[Collected data entries]

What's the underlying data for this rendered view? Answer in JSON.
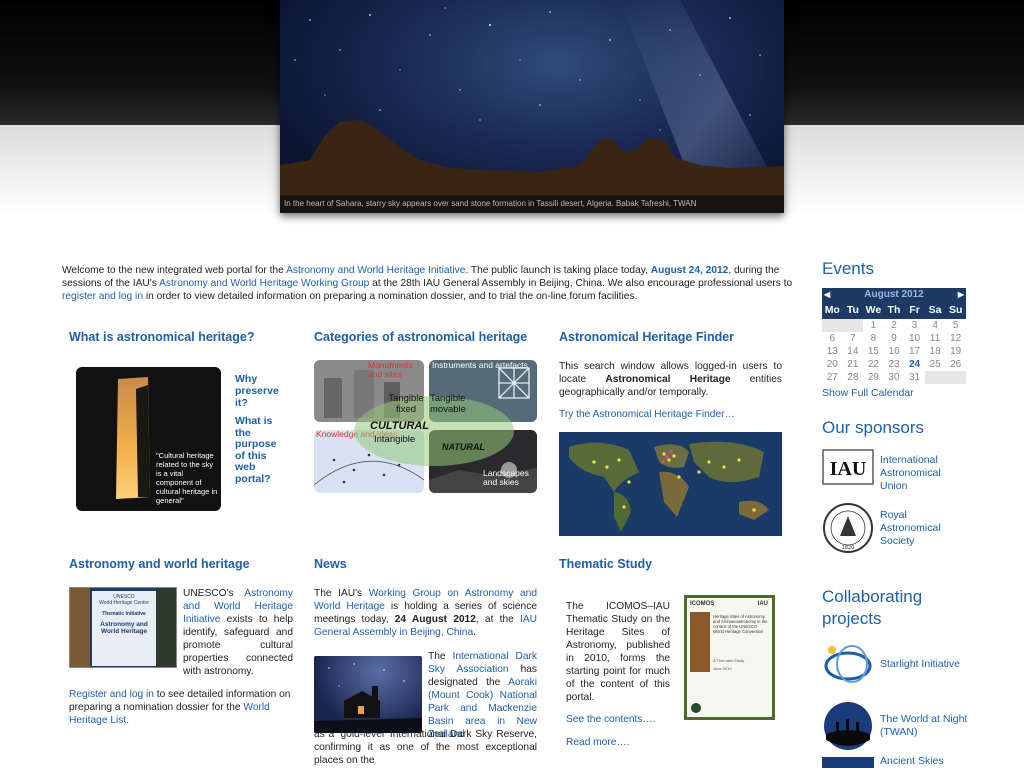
{
  "hero": {
    "caption": "In the heart of Sahara, starry sky appears over sand stone formation in Tassili desert, Algeria. Babak Tafreshi, TWAN"
  },
  "intro": {
    "t1": "Welcome to the new integrated web portal for the ",
    "l1": "Astronomy and World Heritage Initiative",
    "t2": ". The public launch is taking place today, ",
    "date": "August 24, 2012",
    "t3": ", during the sessions of the IAU's ",
    "l2": "Astronomy and World Heritage Working Group",
    "t4": " at the 28th IAU General Assembly in Beijing, China. We also encourage professional users to ",
    "l3": "register and log in",
    "t5": " in order to view detailed information on preparing a nomination dossier, and to trial the on-line forum facilities."
  },
  "heritage": {
    "title": "What is astronomical heritage?",
    "quote": "\"Cultural heritage related to the sky is a vital component of cultural heritage in general\"",
    "link1": "Why preserve it?",
    "link2": "What is the purpose of this web portal?"
  },
  "categories": {
    "title": "Categories of astronomical heritage",
    "monuments": "Monuments and sites",
    "instruments": "Instruments and artefacts",
    "knowledge": "Knowledge and ideas",
    "landscapes": "Landscapes and skies",
    "tangible_fixed": "Tangible fixed",
    "tangible_movable": "Tangible movable",
    "cultural": "CULTURAL",
    "intangible": "Intangible",
    "natural": "NATURAL"
  },
  "finder": {
    "title": "Astronomical Heritage Finder",
    "text1": "This search window allows logged-in users to locate ",
    "bold": "Astronomical Heritage",
    "text2": " entities geographically and/or temporally.",
    "link": "Try the Astronomical Heritage Finder…"
  },
  "worldheritage": {
    "title": "Astronomy and world heritage",
    "cover_line1": "UNESCO",
    "cover_line2": "World Heritage Centre",
    "cover_line3": "Thematic Initiative",
    "cover_line4": "Astronomy and World Heritage",
    "t1": "UNESCO's ",
    "l1": "Astronomy and World Heritage Initiative",
    "t2": " exists to help identify, safeguard and promote cultural properties connected with astronomy.",
    "l2": "Register and log in",
    "t3": " to see detailed information on preparing a nomination dossier for the ",
    "l3": "World Heritage List",
    "t4": "."
  },
  "news": {
    "title": "News",
    "t1": "The IAU's ",
    "l1": "Working Group on Astronomy and World Heritage",
    "t2": " is holding a series of science meetings today, ",
    "b1": "24 August 2012",
    "t3": ", at the ",
    "l2": "IAU General Assembly in Beijing, China",
    "t4": ".",
    "t5": "The ",
    "l3": "International Dark Sky Association",
    "t6": " has designated the ",
    "l4": "Aoraki (Mount Cook) National Park and Mackenzie Basin area in New Zealand",
    "t7": " as a ‘gold-level’ International Dark Sky Reserve, confirming it as one of the most exceptional places on the"
  },
  "thematic": {
    "title": "Thematic Study",
    "text": "The ICOMOS–IAU Thematic Study on the Heritage Sites of Astronomy, published in 2010, forms the starting point for much of the content of this portal.",
    "link1": "See the contents….",
    "link2": "Read more….",
    "cover_brand": "ICOMOS",
    "cover_iau": "IAU",
    "cover_title": "Heritage Sites of Astronomy and Archaeoastronomy in the context of the UNESCO World Heritage Convention",
    "cover_sub": "A Thematic Study",
    "cover_date": "June 2010"
  },
  "events": {
    "title": "Events",
    "month": "August 2012",
    "prev": "◀",
    "next": "▶",
    "dow": [
      "Mo",
      "Tu",
      "We",
      "Th",
      "Fr",
      "Sa",
      "Su"
    ],
    "weeks": [
      [
        "",
        "",
        "1",
        "2",
        "3",
        "4",
        "5"
      ],
      [
        "6",
        "7",
        "8",
        "9",
        "10",
        "11",
        "12"
      ],
      [
        "13",
        "14",
        "15",
        "16",
        "17",
        "18",
        "19"
      ],
      [
        "20",
        "21",
        "22",
        "23",
        "24",
        "25",
        "26"
      ],
      [
        "27",
        "28",
        "29",
        "30",
        "31",
        "",
        ""
      ]
    ],
    "today": "24",
    "full_link": "Show Full Calendar"
  },
  "sponsors": {
    "title": "Our sponsors",
    "iau_logo": "IAU",
    "iau": "International Astronomical Union",
    "ras_year": "1820",
    "ras": "Royal Astronomical Society"
  },
  "projects": {
    "title": "Collaborating projects",
    "starlight": "Starlight Initiative",
    "twan": "The World at Night (TWAN)",
    "ancient": "Ancient Skies"
  }
}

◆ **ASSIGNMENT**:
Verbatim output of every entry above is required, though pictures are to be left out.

◆ **FINISHED TASK**:
What's the underlying data for this rendered view? Answer in JSON.
{
  "hero": {
    "caption": "In the heart of Sahara, starry sky appears over sand stone formation in Tassili desert, Algeria. Babak Tafreshi, TWAN"
  },
  "intro": {
    "t1": "Welcome to the new integrated web portal for the ",
    "l1": "Astronomy and World Heritage Initiative",
    "t2": ". The public launch is taking place today, ",
    "date": "August 24, 2012",
    "t3": ", during the sessions of the IAU's ",
    "l2": "Astronomy and World Heritage Working Group",
    "t4": " at the 28th IAU General Assembly in Beijing, China. We also encourage professional users to ",
    "l3": "register and log in",
    "t5": " in order to view detailed information on preparing a nomination dossier, and to trial the on-line forum facilities."
  },
  "heritage": {
    "title": "What is astronomical heritage?",
    "quote": "\"Cultural heritage related to the sky is a vital component of cultural heritage in general\"",
    "link1": "Why preserve it?",
    "link2": "What is the purpose of this web portal?"
  },
  "categories": {
    "title": "Categories of astronomical heritage",
    "monuments": "Monuments and sites",
    "instruments": "Instruments and artefacts",
    "knowledge": "Knowledge and ideas",
    "landscapes": "Landscapes and skies",
    "tangible_fixed": "Tangible fixed",
    "tangible_movable": "Tangible movable",
    "cultural": "CULTURAL",
    "intangible": "Intangible",
    "natural": "NATURAL"
  },
  "finder": {
    "title": "Astronomical Heritage Finder",
    "text1": "This search window allows logged-in users to locate ",
    "bold": "Astronomical Heritage",
    "text2": " entities geographically and/or temporally.",
    "link": "Try the Astronomical Heritage Finder…"
  },
  "worldheritage": {
    "title": "Astronomy and world heritage",
    "cover_line1": "UNESCO",
    "cover_line2": "World Heritage Centre",
    "cover_line3": "Thematic Initiative",
    "cover_line4": "Astronomy and World Heritage",
    "t1": "UNESCO's ",
    "l1": "Astronomy and World Heritage Initiative",
    "t2": " exists to help identify, safeguard and promote cultural properties connected with astronomy.",
    "l2": "Register and log in",
    "t3": " to see detailed information on preparing a nomination dossier for the ",
    "l3": "World Heritage List",
    "t4": "."
  },
  "news": {
    "title": "News",
    "t1": "The IAU's ",
    "l1": "Working Group on Astronomy and World Heritage",
    "t2": " is holding a series of science meetings today, ",
    "b1": "24 August 2012",
    "t3": ", at the ",
    "l2": "IAU General Assembly in Beijing, China",
    "t4": ".",
    "t5": "The ",
    "l3": "International Dark Sky Association",
    "t6": " has designated the ",
    "l4": "Aoraki (Mount Cook) National Park and Mackenzie Basin area in New Zealand",
    "t7": " as a ‘gold-level’ International Dark Sky Reserve, confirming it as one of the most exceptional places on the"
  },
  "thematic": {
    "title": "Thematic Study",
    "text": "The ICOMOS–IAU Thematic Study on the Heritage Sites of Astronomy, published in 2010, forms the starting point for much of the content of this portal.",
    "link1": "See the contents….",
    "link2": "Read more….",
    "cover_brand": "ICOMOS",
    "cover_iau": "IAU",
    "cover_title": "Heritage Sites of Astronomy and Archaeoastronomy in the context of the UNESCO World Heritage Convention",
    "cover_sub": "A Thematic Study",
    "cover_date": "June 2010"
  },
  "events": {
    "title": "Events",
    "month": "August 2012",
    "prev": "◀",
    "next": "▶",
    "dow": [
      "Mo",
      "Tu",
      "We",
      "Th",
      "Fr",
      "Sa",
      "Su"
    ],
    "weeks": [
      [
        "",
        "",
        "1",
        "2",
        "3",
        "4",
        "5"
      ],
      [
        "6",
        "7",
        "8",
        "9",
        "10",
        "11",
        "12"
      ],
      [
        "13",
        "14",
        "15",
        "16",
        "17",
        "18",
        "19"
      ],
      [
        "20",
        "21",
        "22",
        "23",
        "24",
        "25",
        "26"
      ],
      [
        "27",
        "28",
        "29",
        "30",
        "31",
        "",
        ""
      ]
    ],
    "today": "24",
    "full_link": "Show Full Calendar"
  },
  "sponsors": {
    "title": "Our sponsors",
    "iau_logo": "IAU",
    "iau": "International Astronomical Union",
    "ras_year": "1820",
    "ras": "Royal Astronomical Society"
  },
  "projects": {
    "title": "Collaborating projects",
    "starlight": "Starlight Initiative",
    "twan": "The World at Night (TWAN)",
    "ancient": "Ancient Skies"
  }
}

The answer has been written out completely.